Editor's Note: Outdoors writer Mark Heinz is doing a series on hunting in all 23 counties of Wyoming. Links to other Hunting Wyoming stories are at the bottom of the page.
A sprawling piece of real estate that includes some of central Wyoming’s wide-open sagebrush steppes and badlands, Fremont County also has panhandle that stretches to the cusp of the Teton/Yellowstone territory, making it a hunter’s paradise.
It has legendary deer and antelope herds, but for now at least the focus seems to be on elk, some locals told Cowboy State daily.
Most of the customers coming into Rocky Mountain Discount Sports in Riverton of late seem focused on gear related to big game hunting, said Tait Tanz, who works in the shop’s firearms section.
The county’s antelope were hit hard by a brutal winter and many of the deer are apparently suffering from chronic wasting disease (CWD), said Tanz and local hunter Chance Jennings.
“I’m not hunting mule deer this year. I think CWD testing is now mandatory for mule deer harvested in this area,” Jennings said.
“A lot of the deer out there aren’t looking too good,” Tanz said.
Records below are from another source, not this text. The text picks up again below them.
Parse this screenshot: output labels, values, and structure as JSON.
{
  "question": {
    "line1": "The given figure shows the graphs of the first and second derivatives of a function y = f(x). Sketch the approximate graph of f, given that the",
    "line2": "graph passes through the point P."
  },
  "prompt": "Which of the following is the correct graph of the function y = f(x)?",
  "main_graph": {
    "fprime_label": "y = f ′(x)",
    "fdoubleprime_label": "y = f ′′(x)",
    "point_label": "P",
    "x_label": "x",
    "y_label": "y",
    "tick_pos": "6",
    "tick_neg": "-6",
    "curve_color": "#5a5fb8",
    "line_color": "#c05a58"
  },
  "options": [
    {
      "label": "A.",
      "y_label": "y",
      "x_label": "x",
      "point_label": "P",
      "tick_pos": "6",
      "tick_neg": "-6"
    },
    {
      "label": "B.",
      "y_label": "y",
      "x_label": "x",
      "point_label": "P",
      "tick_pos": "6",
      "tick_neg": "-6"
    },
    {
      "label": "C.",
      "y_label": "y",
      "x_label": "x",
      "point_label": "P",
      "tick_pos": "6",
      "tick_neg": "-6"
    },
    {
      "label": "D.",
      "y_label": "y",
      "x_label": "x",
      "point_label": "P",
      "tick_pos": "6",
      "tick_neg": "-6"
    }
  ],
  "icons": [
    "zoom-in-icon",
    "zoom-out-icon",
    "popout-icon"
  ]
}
Taking Advantage Of Rugged Timber
However, in the Wind River Mountains and other high country in Fremont County, elk seem to be thriving, said Jennings, who likes to archery hunt for wapiti.
It’s a matter of going farther up and farther back into the rough stuff, and thereby avoiding crowds, he said.
“We’re hunting at 8,000 to 10,000 feet in elevation in dark timber with lots of blowdown (dead trees blown over by the wind). Lots and lots of blowdown,” he said.
All the fallen timber can make the going extremely rough, particularly when it comes to packing an elk back out. But that really cuts down on the competition.
“The elk here have both good quantity and good quality. There’s a high ratio of bulls to cows,” he said.
And even though Fremont County is not known as monster trophy elk territory, for the hunter willing to put in the time, some sizable bulls are out there, Jennings said.
He said Wednesday he hadn’t yet found a bull yet this season, but he plans to keep trying.
Meanwhile, on her first elk hunt ever, his wife Kerstin had dropped a bull elk with antlers in the 300-inch range, he said.
Good For Grouse
Fremont County has respectable bird hunting, he added.
Boysen Reservoir and Ocean Lake both offer decent duck and goose hunting, he said.
And the vast sage flats host respectable numbers of sage grouse.
“They’re dispersed widely out there,” he said. “You’re really going to need a good dog if you want to hunt the sage grouse. Because without a dog to sniff them out, you’re going to end up walking right past them.”
He prefers ruffed grouse, which dwell in more mountainous territory and are excellent table fare.
“I’ve shot a few ruffed grouse with my bow this year,” Jennings said. “I could say I was out hunting for elk and happened to find grouse, but it was more like I was out hunting grouse and might happen to find an elk.”
Moose, Bears And Wolves
Moose tags are extremely hard to draw, but for those lucky hunters who do, Fremont County has some big bulls, Tanz said.
Jennings said he was lucky enough to draw one a couple of years ago and ended up bagging a sizable moose.
There’s also good black bear hunting in Fremont County, Tanz and Jennings said. Grizzlies are starting to filter in, but they can’t be legally hunted in Wyoming.
The area’s wolf population seems to be booming, and they may be hunted there. However, they’re extremely elusive, Jennings added. He’s found wolf tracks and scat in his camp a time or two but hasn’t gotten a shot at one yet.
Wolves aren’t known to be particularly aggressive to humans, and Jennings said he doesn’t fear them.
“But when you’re way out there after dark and they start howling, that can be scary,” he added.
Mark Heinz can be reached at email@example.com.